And I have engaged in and enjoyed my share. But I don't treat them as the Gospel of man. I think this is most likely because as a kid, I would go home to my single mom who was great at deprogramming -- or maybe reprogramming -- me after those conversations. She, and others, helped me understand how to separate my sense of identity from what society says a man should be. I'm not pitching myself as some sort of evolved, new age man. I'm just aware that, because of how I grew up and who was around me, I have been able to separate who I am from what I am.
Growing up, there was so much talk about "challenging manhood:" "YOU GONNA LET HIM LOOK AT YOU LIKE THAT?" The most freeing thing I learned was to be able to just respond, "Yeah." And then just keep it moving. Bruce Lee called it the Art of Fighting without Fighting.

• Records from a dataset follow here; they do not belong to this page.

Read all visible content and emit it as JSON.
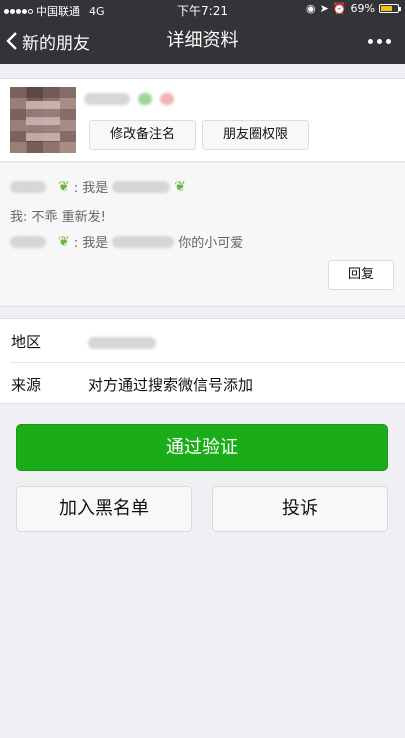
{
  "status_bar": {
    "carrier": "中国联通",
    "network": "4G",
    "time": "下午7:21",
    "battery": "69%",
    "battery_level": 0.69,
    "battery_color": "#f5c21b"
  },
  "nav": {
    "back_label": "新的朋友",
    "title": "详细资料",
    "more_icon": "more-dots-icon"
  },
  "profile": {
    "remark_button": "修改备注名",
    "moments_button": "朋友圈权限"
  },
  "messages": {
    "line1_prefix": ": 我是",
    "line2": "我: 不乖 重新发!",
    "line3_prefix": ": 我是",
    "line3_suffix": "你的小可爱",
    "reply_button": "回复"
  },
  "info": {
    "region_label": "地区",
    "source_label": "来源",
    "source_value": "对方通过搜索微信号添加"
  },
  "actions": {
    "accept": "通过验证",
    "blacklist": "加入黑名单",
    "report": "投诉"
  },
  "colors": {
    "nav_bg": "#333338",
    "accept_green": "#1aad19",
    "page_bg": "#efeff4"
  }
}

We could fight. Maybe I win. But why would I want to do that? I could be home watching TV and not fighting.
So in this case I guess that means that, no, my ability to procreate is not connected to who I am or how I define my manhood.

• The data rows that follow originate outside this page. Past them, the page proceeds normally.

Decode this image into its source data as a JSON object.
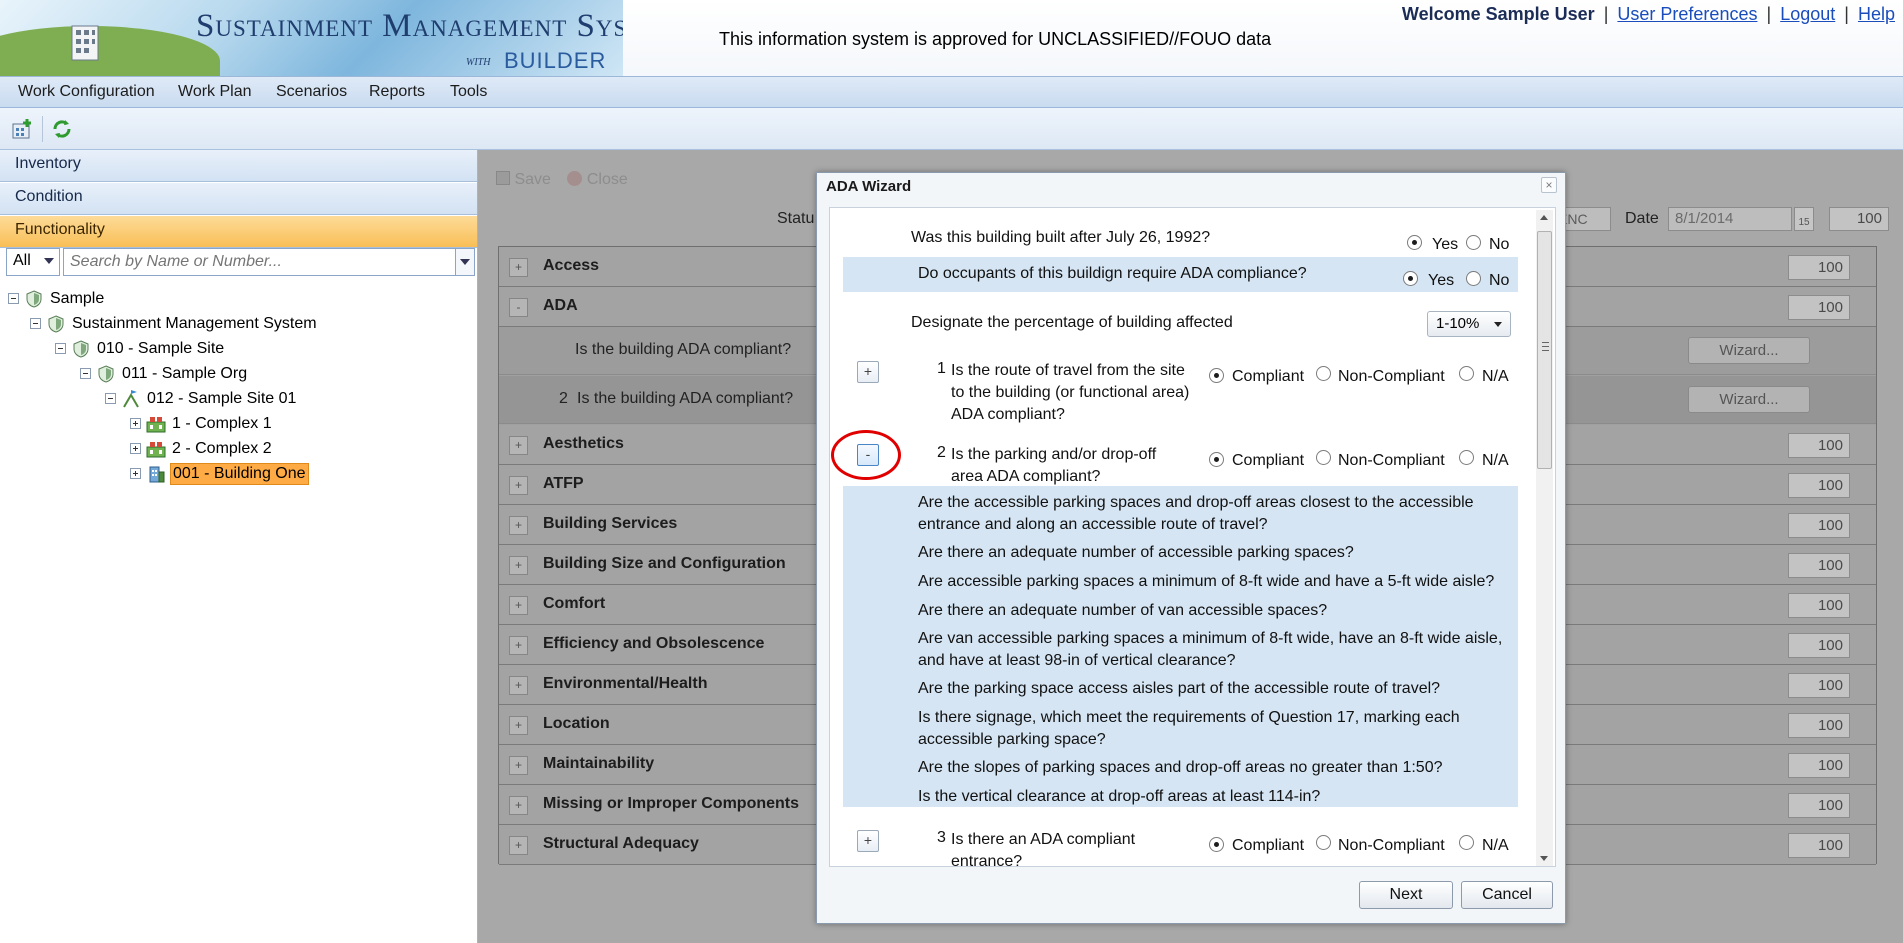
{
  "header": {
    "logo_title": "Sustainment Management Systems",
    "logo_with": "with",
    "logo_builder": "BUILDER",
    "banner": "This information system is approved for UNCLASSIFIED//FOUO data",
    "welcome": "Welcome Sample User",
    "links": [
      "User Preferences",
      "Logout",
      "Help"
    ]
  },
  "menu": [
    "Work Configuration",
    "Work Plan",
    "Scenarios",
    "Reports",
    "Tools"
  ],
  "toolbar_icons": [
    "add-icon",
    "refresh-icon"
  ],
  "left_panel": {
    "accordion": [
      "Inventory",
      "Condition",
      "Functionality"
    ],
    "active": "Functionality",
    "filter_value": "All",
    "search_placeholder": "Search by Name or Number...",
    "tree": [
      {
        "label": "Sample",
        "icon": "shield-icon"
      },
      {
        "label": "Sustainment Management System",
        "icon": "shield-icon"
      },
      {
        "label": "010 - Sample Site",
        "icon": "shield-icon"
      },
      {
        "label": "011 - Sample Org",
        "icon": "shield-icon"
      },
      {
        "label": "012 - Sample Site 01",
        "icon": "flag-icon"
      },
      {
        "label": "1 - Complex 1",
        "icon": "complex-icon"
      },
      {
        "label": "2 - Complex 2",
        "icon": "complex-icon"
      },
      {
        "label": "001 - Building One",
        "icon": "building-icon",
        "selected": true
      }
    ]
  },
  "main": {
    "save": "Save",
    "close": "Close",
    "status_label": "Statu",
    "hidden_select": "ENC",
    "date_label": "Date",
    "date_value": "8/1/2014",
    "calendar": "15",
    "overall_score": "100",
    "categories": [
      {
        "toggle": "+",
        "name": "Access",
        "score": "100"
      },
      {
        "toggle": "-",
        "name": "ADA",
        "score": "100"
      },
      {
        "toggle": "+",
        "name": "Aesthetics",
        "score": "100"
      },
      {
        "toggle": "+",
        "name": "ATFP",
        "score": "100"
      },
      {
        "toggle": "+",
        "name": "Building Services",
        "score": "100"
      },
      {
        "toggle": "+",
        "name": "Building Size and Configuration",
        "score": "100"
      },
      {
        "toggle": "+",
        "name": "Comfort",
        "score": "100"
      },
      {
        "toggle": "+",
        "name": "Efficiency and Obsolescence",
        "score": "100"
      },
      {
        "toggle": "+",
        "name": "Environmental/Health",
        "score": "100"
      },
      {
        "toggle": "+",
        "name": "Location",
        "score": "100"
      },
      {
        "toggle": "+",
        "name": "Maintainability",
        "score": "100"
      },
      {
        "toggle": "+",
        "name": "Missing or Improper Components",
        "score": "100"
      },
      {
        "toggle": "+",
        "name": "Structural Adequacy",
        "score": "100"
      }
    ],
    "ada_questions": [
      {
        "num": "",
        "text": "Is the building ADA compliant?",
        "button": "Wizard..."
      },
      {
        "num": "2",
        "text": "Is the building ADA compliant?",
        "button": "Wizard..."
      }
    ]
  },
  "modal": {
    "title": "ADA Wizard",
    "close": "×",
    "q_built": "Was this building built after July 26, 1992?",
    "q_occupants": "Do occupants of this buildign require ADA compliance?",
    "yes": "Yes",
    "no": "No",
    "q_percent": "Designate the percentage of building affected",
    "percent_value": "1-10%",
    "compliant": "Compliant",
    "non_compliant": "Non-Compliant",
    "na": "N/A",
    "questions": [
      {
        "num": "1",
        "toggle": "+",
        "lines": [
          "Is the route of travel from the site",
          "to the building (or functional area)",
          "ADA compliant?"
        ],
        "answer": "Compliant"
      },
      {
        "num": "2",
        "toggle": "-",
        "lines": [
          "Is the parking and/or drop-off",
          "area ADA compliant?"
        ],
        "answer": "Compliant"
      },
      {
        "num": "3",
        "toggle": "+",
        "lines": [
          "Is there an ADA compliant",
          "entrance?"
        ],
        "answer": "Compliant"
      }
    ],
    "sub_questions": [
      "Are the accessible parking spaces and drop-off areas closest to the accessible entrance and along an accessible route of travel?",
      "Are there an adequate number of accessible parking spaces?",
      "Are accessible parking spaces a minimum of 8-ft wide and have a 5-ft wide aisle?",
      "Are there an adequate number of van accessible spaces?",
      "Are van accessible parking spaces a minimum of 8-ft wide, have an 8-ft wide aisle, and have at least 98-in of vertical clearance?",
      "Are the parking space access aisles part of the accessible route of travel?",
      "Is there signage, which meet the requirements of Question 17, marking each accessible parking space?",
      "Are the slopes of parking spaces and drop-off areas no greater than 1:50?",
      "Is the vertical clearance at drop-off areas at least 114-in?"
    ],
    "next": "Next",
    "cancel": "Cancel"
  }
}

Then I had to decide if I was afraid of the pain. That one was a yes; I was 100% afraid of the pain. When you are born with a penis and testicles, you learn early on how sensitive that area is and to protect it at all cost. One of the weird bonding rituals of boys when I was a kid was constantly threatening to kick, punch, slap, cup check, or destroy each other's twig and berries. And when someone did manage to render said violence, you would just collapse in a heap on the floor, slowly rocking back and forth, trying to stop the tears from rolling down your eyes, while choking out a forced laugh.
And this isn't just limited to little boys. Adult men engage in this behavior, too. I guarantee you that at some point Eric Trump has stood over Don Jr. in the Oval Office laughing while Don Jr. sputtered out, "You… got… me... bro."
But again, I did some research online and talked to my wife's friend's husband (who I'm not naming here because he is not a public figure, and having a vasectomy was not something he wanted on page one of his Google search). I learned that the entire surgery is about ten minutes, and the pain isn't "that bad." Obviously "that bad" is subjective, so I asked for a range. Currently, the worst pain I've ever had was a root canal… at a dental school. I was assured that this was closer to a "deep cleaning at the dentist" level of pain.
But what about after the surgery? How bad is that? How many days would I be out of action? Well, apparently the reason that some guys have the surgery on Friday afternoon is so they can take the weekend off. And for many, the best prescription is ibuprofen and frozen peas. You don't eat the peas. You sit on the peas. I guess I could handle that.
There was also something else. As a black man, I have read about all the things that America has done to black people because America didn't see us as humans. One of those is forced sterilization.
It has been used to control the population of black people as well as others that America was suspicious of, including Asian Americans, Mexican Americans, Indigenous peoples and prisoners. A lot of this has even happened in my so-called liberal home state of California, and I'm not talking about ancient history.
So even though I knew this was a personal decision, I had to reckon with the fact that for some black people, me submitting to a vasectomy is a loss and giving in to a country trying to destroy black masculinity. I had to reckon with the fact that for some white people, one less sterile black man is a part of America being great again. Once again in my life, I had to reckon with the fact that America has a funny way of making white people feel like individuals while making people of color feel like we are forever members of a group.
But I know that if I always play into America's narrative of blackness, and if every decision that I make is always in response to that narrative, then I wouldn't really be living at all. This vasectomy is about my life and my family. And yes, technically I could have it reversed, but from what I've learned, that surgery is way worse than getting a vasectomy. It is around two to four hours, much more complicated, requires general anesthesia, and worst of all it isn't covered by my insurance!
So, I went ahead with it. I scheduled the surgery. I chose to do it now because at the same time I was considering it, I was also working on a very special episode of "United Shades of America" in Jackson, Mississippi.
I spent a week in Jackson learning about the fight for reproductive justice. It is an episode filled with mostly black women who, although they are well aware of the redness of their state's politics, are unfettered in their struggle to make their state recognize each woman's human, civil, and reproductive rights. It may sound intense, but it was also incredibly inspiring, and inspiringly filled with laughter.
If those badass women can stand up in the face of all that, then I can lie down for a ten minute surgery. And in an effort to get more men to talk about their private parts in healthy and helpful ways, we filmed the whole surgery -- you can watch it right at the top of this page.
Spoiler alert: It was way easier than a root canal.